Duncanville ISD Donates to the Fight Against Cancer

Filed under: Schools |

According to the Susan G Komen for the Cure organization, at least seven million people die of cancer and close to 11 million new cases are diagnosed each year. Some of the families affected are right here in Duncanville ISD. October is National BreastCancer Awareness Month, dedicated to increasing awareness of the importance of early breast cancer detection.That’s why recent district events honored anyone who has battled cancer.

The Duncanville ISD Athletic Department hosted its second annual Pink Out Day during the DHS varsity football game with South Grand Prairie on October 14. Pinking out Panther Stadium, many attendees wore “Panthers Knockout Cancer” t-shirts, which were sold during previous weeks. Four thousand dollars were raised from t-shirt sales and donated to the Komen group. DHS football parent and cancer survivor Lisa Jenkins was handed the big check during a special halftime ceremony. “We wanted to recognize her because she is a representative of the success of these efforts,” said Pink Out coordinator Christina Valderas.

Lisa was diagnosed with Stage 2 triple negative breast cancer in April of 2008. Relocating to Dallas just six months before, she says the diagnosis was hard to handle. “It was intense at first. I was scared to tell my sons. Most people automatically think that cancer is a death sentence, but my doctors gave me a good prognosis because we caught it early.”

After a yearlong series of treatment, from surgery to chemotherapy to radiation, Lisa is now in remission.  She’s back in the bleachers cheering on sons Samuel and Aaron Jenkins, who both play for the DHS varsity football team. “I am THE football mom,” she said. “Cancer was the only thing that could make me miss a game.” Lisa credits her sons’ team with helping them get through the difficult times, and says that a strong support system is critical for any cancer patient. “The road to recovery is a difficult one that requires a lot of inner strength. My advice to others is to not give up and not let your family give up. I’m very proud of my boys. They continued to do well in school despite everything, and even though I know that they were scared, they didn’t show it.”

April 2011 marked the three-year anniversary of Lisa’s diagnosis, and in celebration of her victory she became an ambassador for the Susan G Komen for the Cure organization. She’ll be volunteering at the upcoming 3-Day for the Cure charity walk and is helping to raise funds as part of the Pink Tiger Lily team. You can read more of Lisa’s story and hear from her sons in a Panther Prints story by Taylor Harris.

Reed and Kennemer middle schools held a Pink Out Day of their own on October 12. Staff and students wore pink shirts and donated $1 to support the cause.

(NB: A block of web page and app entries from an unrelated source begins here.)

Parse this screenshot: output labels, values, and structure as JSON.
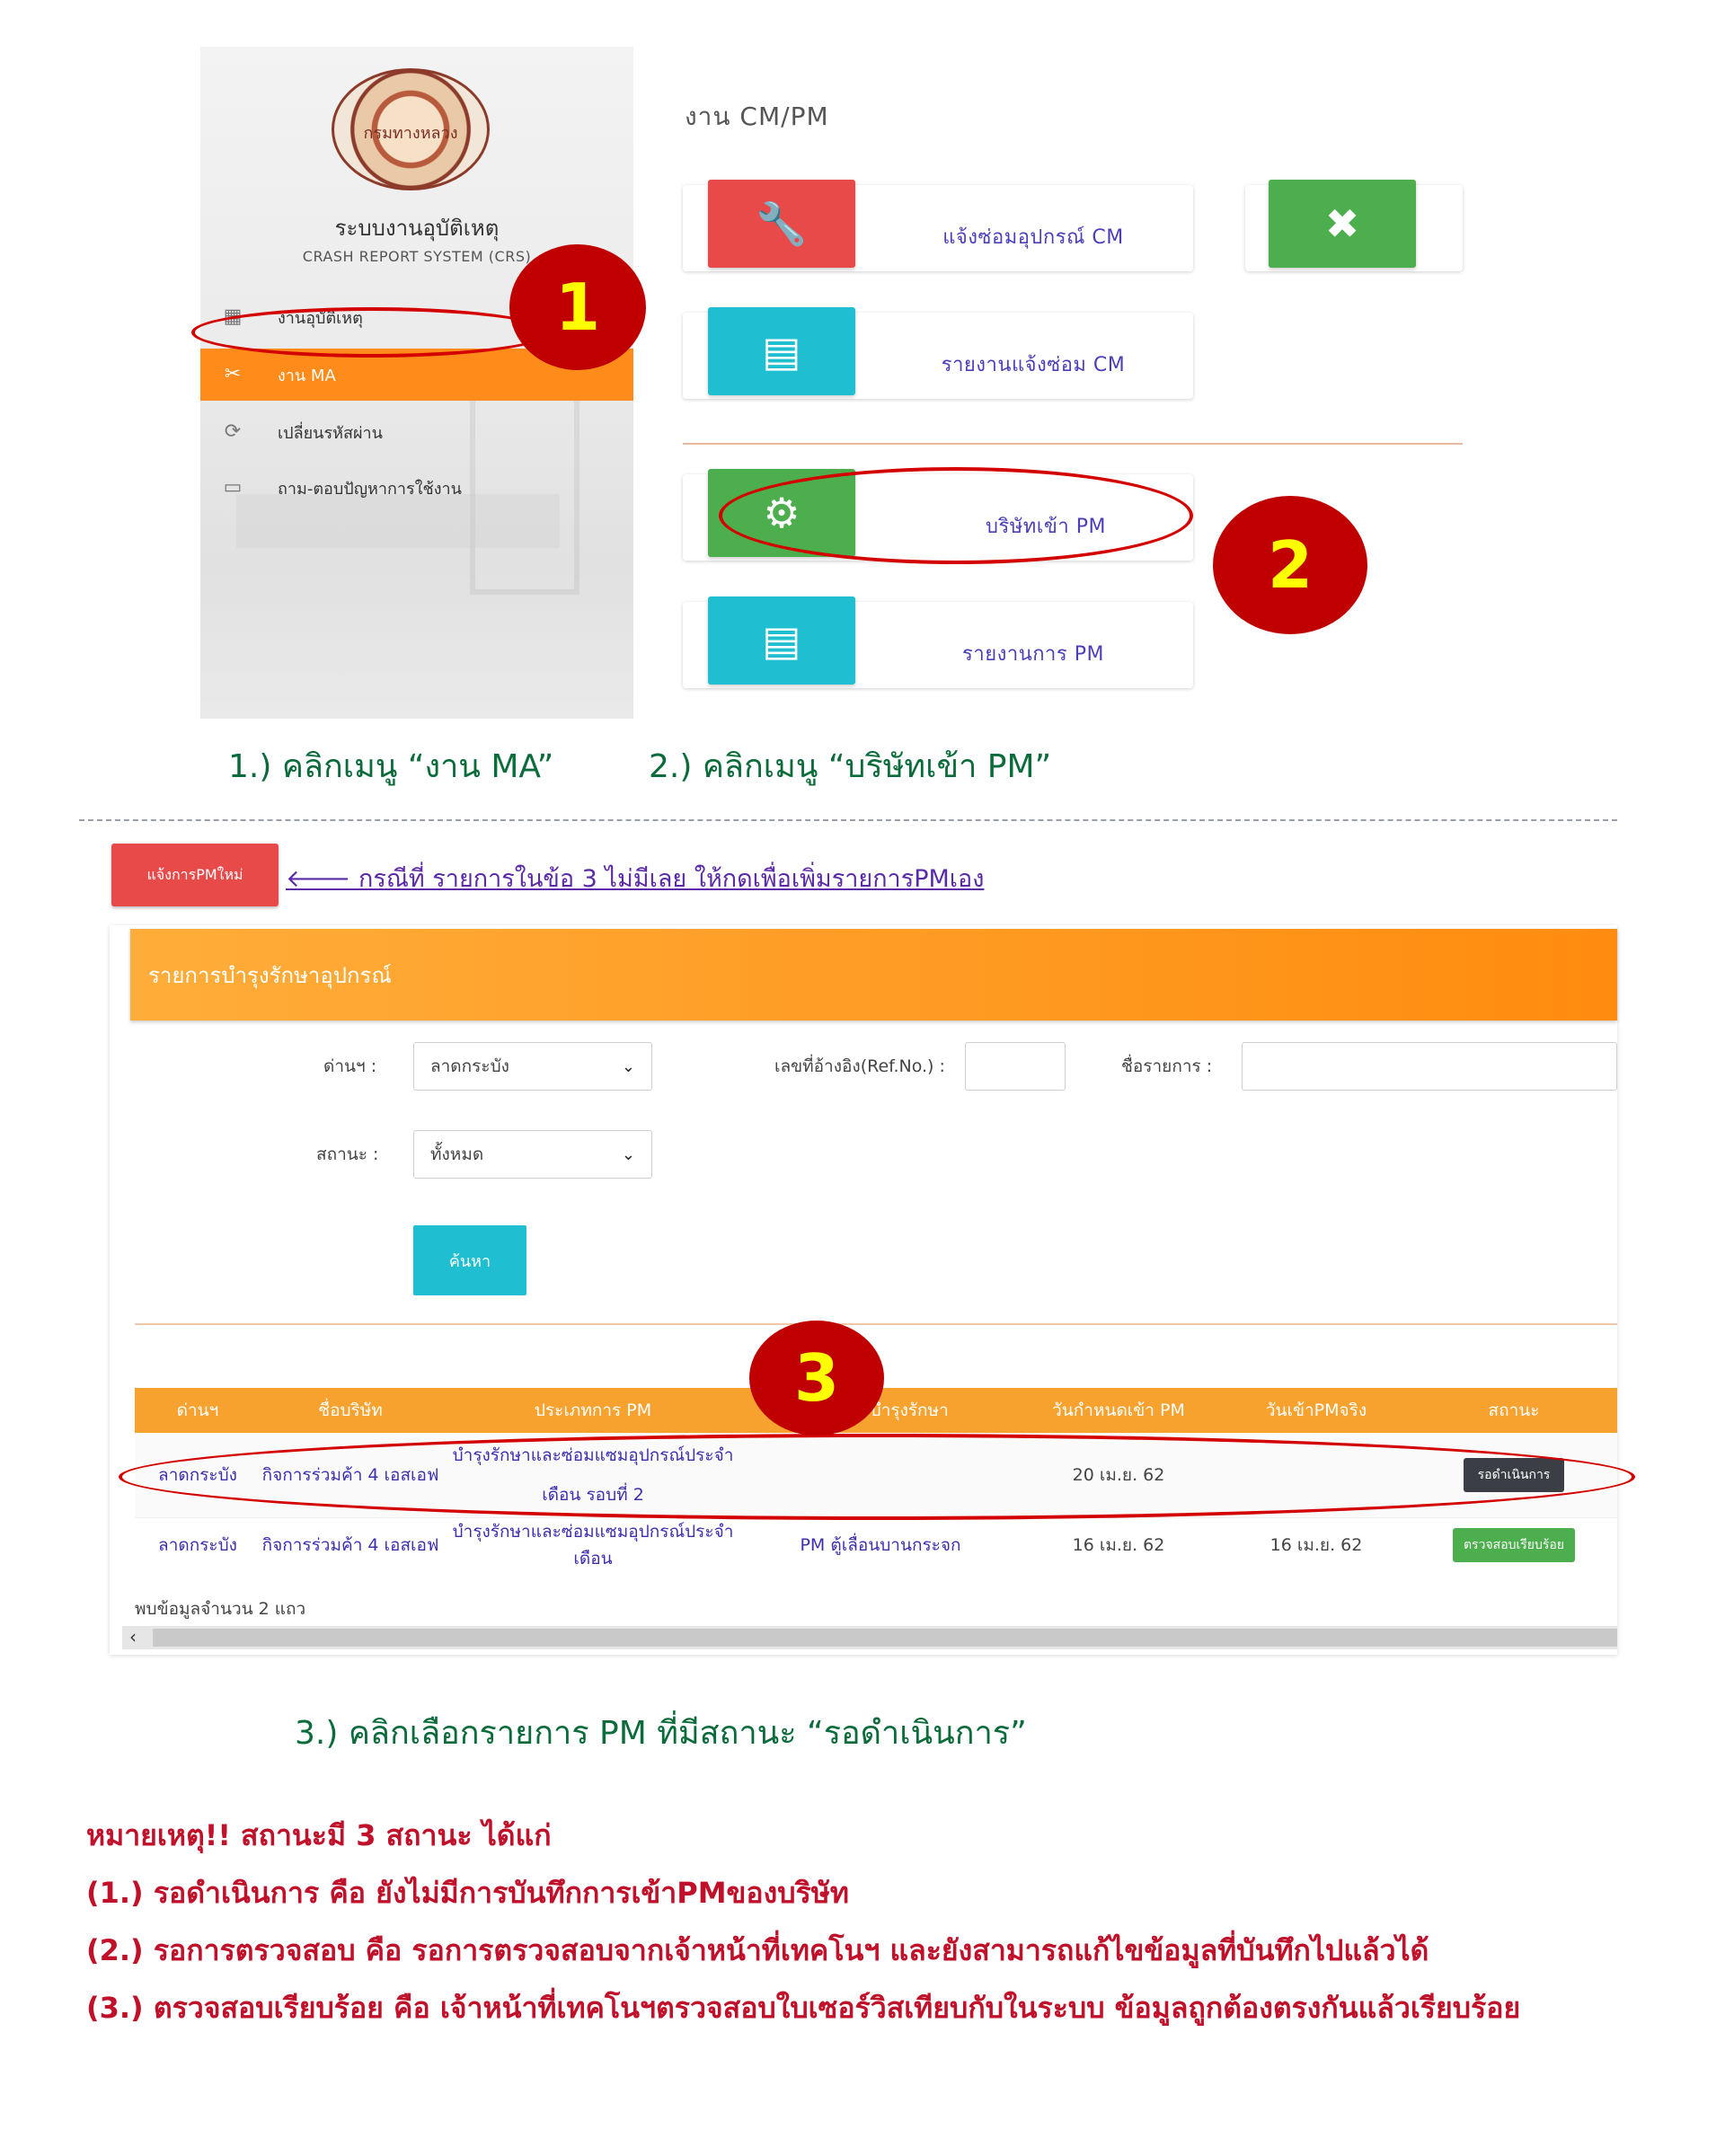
{
  "sidebar": {
    "logo_text": "กรมทางหลวง",
    "title": "ระบบงานอุบัติเหตุ",
    "subtitle": "CRASH REPORT SYSTEM (CRS)",
    "items": [
      {
        "label": "งานอุบัติเหตุ",
        "icon": "table-icon"
      },
      {
        "label": "งาน MA",
        "icon": "wrench-screwdriver-icon"
      },
      {
        "label": "เปลี่ยนรหัสผ่าน",
        "icon": "refresh-icon"
      },
      {
        "label": "ถาม-ตอบปัญหาการใช้งาน",
        "icon": "chat-icon"
      }
    ]
  },
  "cmpm": {
    "title": "งาน CM/PM",
    "cards": [
      {
        "label": "แจ้งซ่อมอุปกรณ์ CM",
        "icon": "wrench-icon",
        "color": "#e84a4a"
      },
      {
        "label": "",
        "icon": "tools-icon",
        "color": "#4cae4c"
      },
      {
        "label": "รายงานแจ้งซ่อม CM",
        "icon": "document-icon",
        "color": "#1fbfd1"
      },
      {
        "label": "บริษัทเข้า PM",
        "icon": "gears-icon",
        "color": "#4cae4c"
      },
      {
        "label": "รายงานการ PM",
        "icon": "document-icon",
        "color": "#1fbfd1"
      }
    ]
  },
  "annotations": {
    "badge1": "1",
    "badge2": "2",
    "badge3": "3",
    "caption1": "1.) คลิกเมนู “งาน MA”",
    "caption2": "2.)  คลิกเมนู “บริษัทเข้า PM”",
    "caption3": "3.) คลิกเลือกรายการ PM ที่มีสถานะ “รอดำเนินการ”"
  },
  "new_pm": {
    "button_label": "แจ้งการPMใหม่",
    "note": "กรณีที่ รายการในข้อ 3 ไม่มีเลย ให้กดเพื่อเพิ่มรายการPMเอง"
  },
  "panel": {
    "title": "รายการบำรุงรักษาอุปกรณ์",
    "filters": {
      "station_label": "ด่านฯ :",
      "station_value": "ลาดกระบัง",
      "ref_label": "เลขที่อ้างอิง(Ref.No.) :",
      "ref_value": "",
      "name_label": "ชื่อรายการ :",
      "name_value": "",
      "status_label": "สถานะ :",
      "status_value": "ทั้งหมด",
      "search_button": "ค้นหา"
    },
    "table": {
      "headers": [
        "ด่านฯ",
        "ชื่อบริษัท",
        "ประเภทการ PM",
        "รายการบำรุงรักษา",
        "วันกำหนดเข้า PM",
        "วันเข้าPMจริง",
        "สถานะ"
      ],
      "rows": [
        {
          "station": "ลาดกระบัง",
          "company": "กิจการร่วมค้า 4 เอสเอฟ",
          "type": "บำรุงรักษาและซ่อมแซมอุปกรณ์ประจำเดือน รอบที่ 2",
          "item": "",
          "due": "20 เม.ย. 62",
          "actual": "",
          "status": "รอดำเนินการ"
        },
        {
          "station": "ลาดกระบัง",
          "company": "กิจการร่วมค้า 4 เอสเอฟ",
          "type": "บำรุงรักษาและซ่อมแซมอุปกรณ์ประจำเดือน",
          "item": "PM ตู้เลื่อนบานกระจก",
          "due": "16 เม.ย. 62",
          "actual": "16 เม.ย. 62",
          "status": "ตรวจสอบเรียบร้อย"
        }
      ]
    },
    "found_text": "พบข้อมูลจำนวน 2 แถว"
  },
  "notes": {
    "heading": "หมายเหตุ!!  สถานะมี 3 สถานะ  ได้แก่",
    "items": [
      "(1.) รอดำเนินการ  คือ ยังไม่มีการบันทึกการเข้าPMของบริษัท",
      "(2.) รอการตรวจสอบ คือ รอการตรวจสอบจากเจ้าหน้าที่เทคโนฯ และยังสามารถแก้ไขข้อมูลที่บันทึกไปแล้วได้",
      "(3.) ตรวจสอบเรียบร้อย คือ เจ้าหน้าที่เทคโนฯตรวจสอบใบเซอร์วิสเทียบกับในระบบ ข้อมูลถูกต้องตรงกันแล้วเรียบร้อย"
    ]
  }
}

Together the schools raised $490 and donated the money to Reed Middle School counselor Valencia Williams, whose life has been impacted by breast cancer.